Moravec, M., Williams, A., Aguilar-Roca, N., and O’Dowd, D. K. 2010. Learn before lecture: a strategy that improves learning outcomes in a large introductory biology class. CBE-Life Sciences Education 9(4): 473-481. doi: 10.1187/cbe.10-04-0063.
Mueller, P. A., and Oppenheimer, D. M. 2014. The Pen Is Mightier Than the Keyboard Advantages of Longhand Over Laptop Note Taking. Psychological Science, 25 no. 6 1159-1168. doi: 10.1177/0956797614524581.
Novak, G, Patterson, E.T., Gavrin, A.D., and Christian, W. 1999. Just-In-Time Teaching: Blending Active Learning with Web Technology.
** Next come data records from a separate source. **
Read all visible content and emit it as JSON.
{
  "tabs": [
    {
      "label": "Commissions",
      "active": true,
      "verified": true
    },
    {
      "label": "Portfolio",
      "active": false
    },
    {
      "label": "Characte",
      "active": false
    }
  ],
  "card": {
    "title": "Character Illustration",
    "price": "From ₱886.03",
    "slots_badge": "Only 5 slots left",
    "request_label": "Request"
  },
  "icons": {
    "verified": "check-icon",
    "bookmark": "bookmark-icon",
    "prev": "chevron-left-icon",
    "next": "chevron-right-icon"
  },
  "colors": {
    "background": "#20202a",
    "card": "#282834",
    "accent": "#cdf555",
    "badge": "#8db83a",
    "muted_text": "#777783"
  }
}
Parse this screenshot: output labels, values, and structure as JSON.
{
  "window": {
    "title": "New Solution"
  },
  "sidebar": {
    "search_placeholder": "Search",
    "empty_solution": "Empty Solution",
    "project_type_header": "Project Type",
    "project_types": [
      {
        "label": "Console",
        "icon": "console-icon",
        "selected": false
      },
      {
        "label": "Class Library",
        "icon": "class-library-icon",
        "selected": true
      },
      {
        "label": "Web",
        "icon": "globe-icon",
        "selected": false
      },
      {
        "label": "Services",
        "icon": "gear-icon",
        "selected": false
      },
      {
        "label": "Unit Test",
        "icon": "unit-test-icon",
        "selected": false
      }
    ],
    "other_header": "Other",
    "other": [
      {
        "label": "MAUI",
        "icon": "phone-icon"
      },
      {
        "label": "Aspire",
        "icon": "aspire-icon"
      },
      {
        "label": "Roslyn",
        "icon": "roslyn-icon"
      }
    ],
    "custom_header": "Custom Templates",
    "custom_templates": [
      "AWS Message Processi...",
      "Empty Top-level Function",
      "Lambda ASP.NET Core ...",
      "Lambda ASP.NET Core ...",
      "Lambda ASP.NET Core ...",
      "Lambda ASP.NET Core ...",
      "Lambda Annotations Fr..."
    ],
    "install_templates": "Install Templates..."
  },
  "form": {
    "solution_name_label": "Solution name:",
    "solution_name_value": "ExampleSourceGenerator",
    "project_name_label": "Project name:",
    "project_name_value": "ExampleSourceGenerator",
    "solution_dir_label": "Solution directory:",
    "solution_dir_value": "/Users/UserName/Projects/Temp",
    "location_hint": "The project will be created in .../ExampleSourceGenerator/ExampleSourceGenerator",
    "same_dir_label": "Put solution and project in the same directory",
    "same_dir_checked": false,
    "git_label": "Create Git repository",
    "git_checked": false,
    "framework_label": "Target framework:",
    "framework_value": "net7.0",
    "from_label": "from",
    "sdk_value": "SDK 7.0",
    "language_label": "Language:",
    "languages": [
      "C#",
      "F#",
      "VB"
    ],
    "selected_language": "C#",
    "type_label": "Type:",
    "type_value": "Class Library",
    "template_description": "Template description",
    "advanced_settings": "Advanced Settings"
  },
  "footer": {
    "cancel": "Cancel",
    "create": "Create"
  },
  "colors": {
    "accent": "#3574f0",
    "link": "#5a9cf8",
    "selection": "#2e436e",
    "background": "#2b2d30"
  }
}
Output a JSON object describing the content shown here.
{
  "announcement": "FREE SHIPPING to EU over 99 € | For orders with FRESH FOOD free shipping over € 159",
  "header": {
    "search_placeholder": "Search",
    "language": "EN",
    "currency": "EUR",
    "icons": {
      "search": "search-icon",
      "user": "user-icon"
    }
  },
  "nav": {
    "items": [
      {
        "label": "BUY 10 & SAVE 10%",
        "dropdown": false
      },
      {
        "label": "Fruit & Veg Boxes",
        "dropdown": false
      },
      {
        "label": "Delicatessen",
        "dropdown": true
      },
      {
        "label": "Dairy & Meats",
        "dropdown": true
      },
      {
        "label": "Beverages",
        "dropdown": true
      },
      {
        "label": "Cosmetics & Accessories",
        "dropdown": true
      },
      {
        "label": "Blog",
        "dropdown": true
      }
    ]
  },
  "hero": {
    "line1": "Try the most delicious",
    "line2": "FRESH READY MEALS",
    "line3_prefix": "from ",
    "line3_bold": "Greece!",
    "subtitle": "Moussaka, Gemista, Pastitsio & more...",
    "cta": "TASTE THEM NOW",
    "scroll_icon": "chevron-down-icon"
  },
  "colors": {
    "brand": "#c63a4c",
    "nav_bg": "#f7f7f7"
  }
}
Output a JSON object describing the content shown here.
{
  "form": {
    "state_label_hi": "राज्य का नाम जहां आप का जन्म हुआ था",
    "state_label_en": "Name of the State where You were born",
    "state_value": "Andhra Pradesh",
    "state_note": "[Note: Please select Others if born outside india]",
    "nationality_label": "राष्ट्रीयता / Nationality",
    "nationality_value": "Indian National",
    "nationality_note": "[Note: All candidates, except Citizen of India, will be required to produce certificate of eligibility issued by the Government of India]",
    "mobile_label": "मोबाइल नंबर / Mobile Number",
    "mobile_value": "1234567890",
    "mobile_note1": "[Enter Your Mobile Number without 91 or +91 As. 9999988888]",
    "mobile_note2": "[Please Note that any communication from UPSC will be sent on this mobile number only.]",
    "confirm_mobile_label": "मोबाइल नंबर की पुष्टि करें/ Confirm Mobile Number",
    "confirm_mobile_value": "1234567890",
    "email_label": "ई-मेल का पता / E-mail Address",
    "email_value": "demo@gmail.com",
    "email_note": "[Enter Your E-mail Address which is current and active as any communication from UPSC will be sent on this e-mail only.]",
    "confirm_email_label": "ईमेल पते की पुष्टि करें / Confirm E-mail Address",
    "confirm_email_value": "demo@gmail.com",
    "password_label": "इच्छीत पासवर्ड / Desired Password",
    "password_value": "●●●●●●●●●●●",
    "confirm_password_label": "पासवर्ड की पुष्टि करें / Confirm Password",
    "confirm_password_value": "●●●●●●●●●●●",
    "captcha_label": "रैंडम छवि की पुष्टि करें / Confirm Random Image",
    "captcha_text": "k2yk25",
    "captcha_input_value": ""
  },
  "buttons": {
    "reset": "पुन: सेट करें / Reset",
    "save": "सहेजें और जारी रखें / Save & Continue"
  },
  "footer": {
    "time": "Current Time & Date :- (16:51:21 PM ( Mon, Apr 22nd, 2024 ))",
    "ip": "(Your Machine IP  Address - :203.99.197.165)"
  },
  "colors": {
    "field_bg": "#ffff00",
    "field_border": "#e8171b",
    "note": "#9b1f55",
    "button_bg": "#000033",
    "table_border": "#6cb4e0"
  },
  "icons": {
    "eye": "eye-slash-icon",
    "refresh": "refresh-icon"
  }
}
Upper Saddle River, NJ: Prentice Hall.
Sana, F., Weston, T., and Cepeda, N. J. 2013. Laptop multitasking hinders classroom learning for both users and nearby peers. Computers & Education 62: 24-31. doi:10.1016/j.compedu.2012.10.003
Schraw, G., Crippen, K. J., and Hartley, K. 2006. Promoting self-regulation in science education: Metacognition as part of a broader perspective on learning. Research in Science Education 36(1-2): 111-139.
Westrick, S. C., Helms, K. L., McDonough, S. K., and Breland, M. L. 2009. Factors influencing pharmacy students’ attendance decisions in large lectures. American Journal of Pharmaceutical Education 73(5): 83. PMCID: PMC2739066.
Zhu, E., Kaplan, M., Dershimer, R. C., and Bergom, I. 2011. Use of laptops in the classroom: Research and best practices. CRLT Occasional Papers 30: 6.